More trained staff could mean students aren't relegated to the areas where the few bilingual teachers work, such as the special education class. Gerardo Lopez, an associate professor of education leadership and policy studies, whose research on migrant education is cited in the report, said the lack of staff leads to those students only being exposed to a small part of the school.

"Latino students, or any other students, really don't get to interact with any other teacher, or any other group of educational experts beyond those who have the linguistic capacities to work with them," Lopez said.

Lauren Harvey, assistant director of Language Minority and Migrant Programs in the Indiana Department of Education and also a report co-author, agreed that schools must have more trained personnel.

"It's really important that school corporations have qualified staff, and they have teachers not only with a few in-services or workshops under their belt, but that they actually have staff that has the certification or endorsement in the ESL area," Harvey said. "And right now, that is kind of limited in availability as far as the number of institutes of higher education that offer the certification and the number of teachers that actually complete it."

The IU School of Education began the Tandem Certification of Indiana Teachers (TACIT) program five years ago to address the licensing issue. TACIT is a federally-funded, five-semester course leading to Indiana certification as a teacher of English as a Second Language. The program teams with Indiana school corporations that have significant populations of ESL students.

The U.S. Department of Education just granted the school of education on the IUPUI campus nearly $1.5 million to prepare ESL teachers. The School of Education at IU Southeast in New Albany, Ind., just received the largest-ever grant for that campus -- $1 million from the U.S. Department of Education -- to train more ESL teachers in Floyd County, Clark County and Seymour, Ind., and will be teaming with IU Bloomington in the effort.

These efforts are consistent with the report's recommendation that state and local governments as well as local school corporations should form stronger partnerships with university-based resources throughout the state. The authors also suggest Hoosiers should view newcomers as more of a resource for learning, rather than viewing them as a "problem," and expand efforts to build cultural competency. Some ideas proposed include more study abroad programs and dual immersion Spanish-English schools, or programs within individual schools, which could help students and community members understand the cultures newcomers come from.

"You have the myth that students just need to learn English, and they'll be okay, and you can just learn English by being immersed in the context," co-author Peter Cowan, assistant professor of language education, said. "And it's a lot more complicated than that."

The full report may be viewed at
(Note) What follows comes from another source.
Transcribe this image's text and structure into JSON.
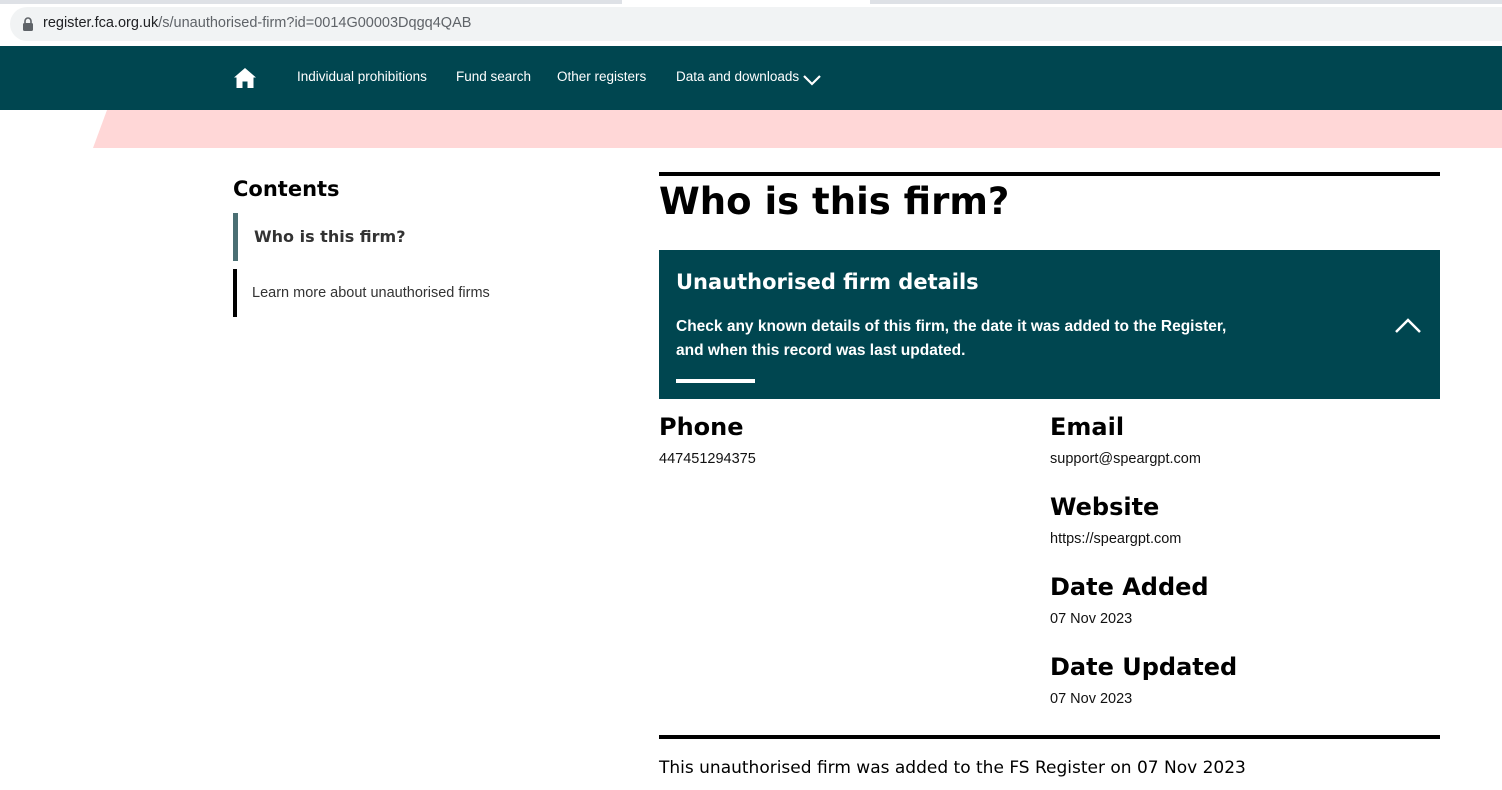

CEEP promotes and supports rigorous program evaluation and policy research primarily, but not exclusively, for education, human services and non-profit organizations. Its research uses both quantitative and qualitative methodologies. To learn more about CEEP, go to